Efflorescence is a natural phenomenon causing a “whitish” coating to appear on the surface of cement and clay pavers.

It is the formation of salt deposits on or near the surface of the pavers.

This white haze is often blamed on the manufacturer or contractor but there is no way either of them could guarantee that efflorescence will not occur.

This is nature at work and beyond the control of the manufacturer, contractor or homeowner.

Efflorescence happens when salt deposits from the cement used in concrete pavers dissolve in water and rise to the surface and evaporate, leaving a coating of the salt - a “whitish” film on the surface of the pavers.

Efflorescence originates not only from the pavers but also the aggregates used in installation and the subgrade beneath the pavers.

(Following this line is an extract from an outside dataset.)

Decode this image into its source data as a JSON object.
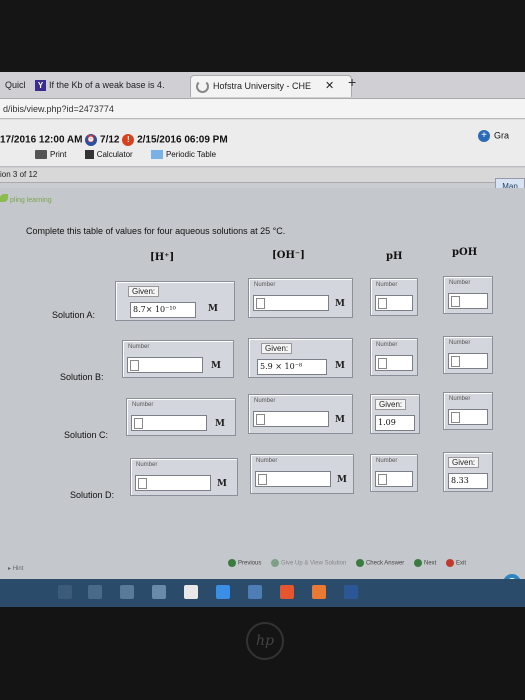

It brings out salts that are not ordinarily part of the cement stone and thus is not a structural problem but an aesthetic one."

The water soluble salts are found in cement, clay bricks and sand and dissolve in moisture either present in the building material (primary efflorescence) or from rainfall, groundwater or other sources (secondary efflorescence). The more porous the material, the easier it is for the salts to travel to the surface.

It will disappear over time –although no-one can say exactly how long it will last. It may be a few weeks or a few months. The worst case scenario is about 2 years.

In many instances rain will simply wash away white efflorescence.

Efflorescence does not cause any long-term harm to the paving.The effects are purely aesthetic, and it does not affect the strength or durability of concrete.

The best means of treating an affected area is by allowing natural weathering to take place.

For the technically minded here is a more detailed, scientific description of what is happening.

As the cement and weather chemically react together, Calcium Hydroxide is produced. and as the concrete dries it reacts with carbon dioxide in the atmosphere to produce Calcium Carbonate – the discolouration you see on the pavers. Efflorescence on concrete pavers is Calcium Carbonate with lesser quantities of other carbonate, sulphate, and chloride salts while for clay pavers, it is Sodium Chloride – or table salt – together with sulphates and some carbonate.

Calcium Oxide, Carbon Dioxide, and Hydrogen Oxide (water) are the three main ingredients.

These chemicals interact with certain weather conditions that can speed up or slow down the chemical reactions.

Most of the Calcium Oxide will come from the paving itself, it may also be present in the sub-base - especially where concrete is used.

Water comes from above (rain or dew ) or the ground below or manmade sources of water such as sprinklers or hosepipes.